We sought to determine whether the strict segregation of MAP2 and tau into somatodendritic and axonal compartments in situ was maintained in dissociated neuronal cultures of the rat cerebrum. Cultures grown under serum-free conditions were immunolabeled with monoclonal antibodies specific for MAP2 and tau. At 14 d after plating, a clear distinction between MAP2- and tau-immunoreactive neurites was apparent. MAP2-immunoreactive neurites were relatively short, thick, tapering, and branched. Tau-immunoreactive neurites formed a crisscrossing meshwork of long, fine-caliber neurites, which, in more densely plated cultures, had a tendency to form thick, ropelike fascicles. Unlike the MAP2 pattern, tau antibodies labeled somata only lightly. Since distinct populations of neurites were labeled with the 2 antibodies, we sought to observe the development of the topographically distinct compartments by double-labeled immunocytochemistry with both polyclonal and monoclonal antibodies to MAP2 and tau. Cells observed within the first 8 hr after plating demonstrated equally intense MAP2 and tau immunoreactivity in a coextensive distribution throughout the cell body and initial neurites. By 16 hr, some neurites began to assume dendritic and axonal features; however, many such processes contained reaction product for both MAP2 and tau. Beginning at this time, neurites that appeared axonal showed a progressively weaker reaction with MAP2 antibodies, and neurites that appeared dendritic showed a progressively weaker reaction with tau antibodies. In most neurites the diminution appeared to occur uniformly over the entire extent of the neurite. During this transformation period there were occasional axon-like neurites that contained MAP2 immunoreactivity proximally, while tau immunoreactivity extended over the entire length of the neurite. We conclude that neurons in culture are able to compartmentalize MAP2 and tau into their appropriate processes and only attain an apparently homogeneous population of one of these MAPs after the neuron has assumed dendritic and axonal features. The analysis also lends indirect support to the hypothesis that microtubule-associated proteins (MAPs) form this association at the distal extent of the growing neurite.

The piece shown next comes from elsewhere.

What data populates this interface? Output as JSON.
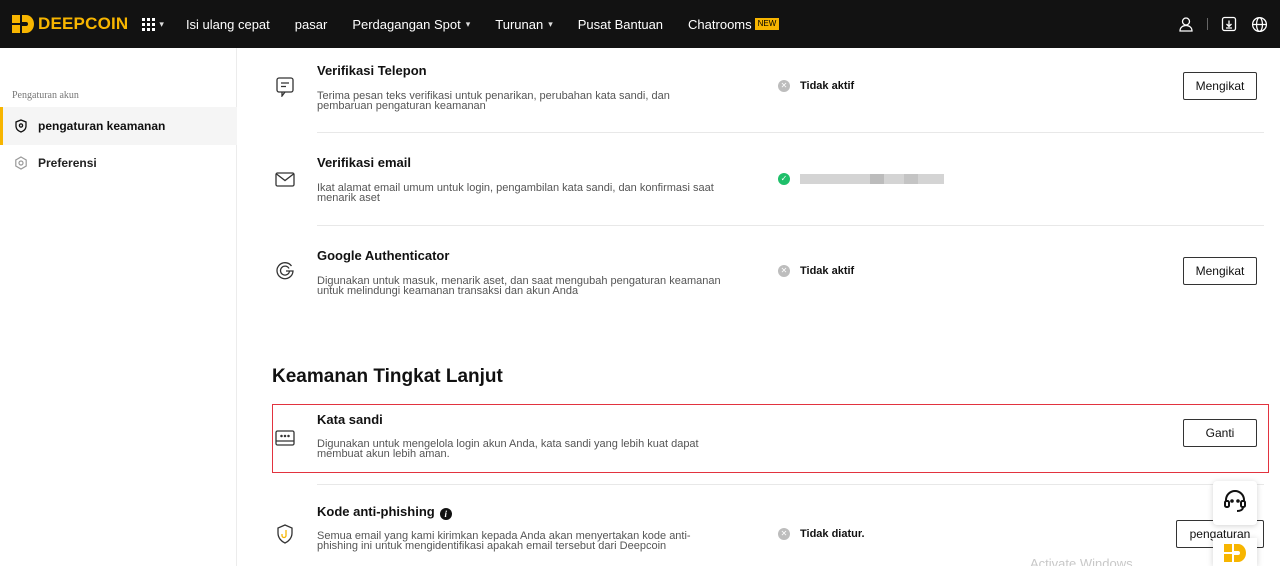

|I would like to use this monoclonal antibody on mouse tissue, are there any special procedures I should follow?||To reduce the background interaction between the monoclonal antibody and the mouse tissue, you will need to perform antigen retrieval and use a special secondary antibody. For antigen retrieval, prepare a citrate buffer by mixing 19ml of 0.1M citric acid and 82ml of 0.1M sodium citrate to make 1000ml of buffer. Adjust the pH to 6.0 before each use. Add buffer to your slide. Using an 800 watt microwave oven with rotation, microwave for 7.5 min at high, 5 min at 50% (3 cycles), checking the slide at the end of each cycle to see if the solution needs to be replaced, adding water if needed. For the secondary antibody, use a biotinylated isotype specific secondary IGG (IGG-1) and a 3% donkey serum block. This will help reduce the background issues using mouse monoclonals.|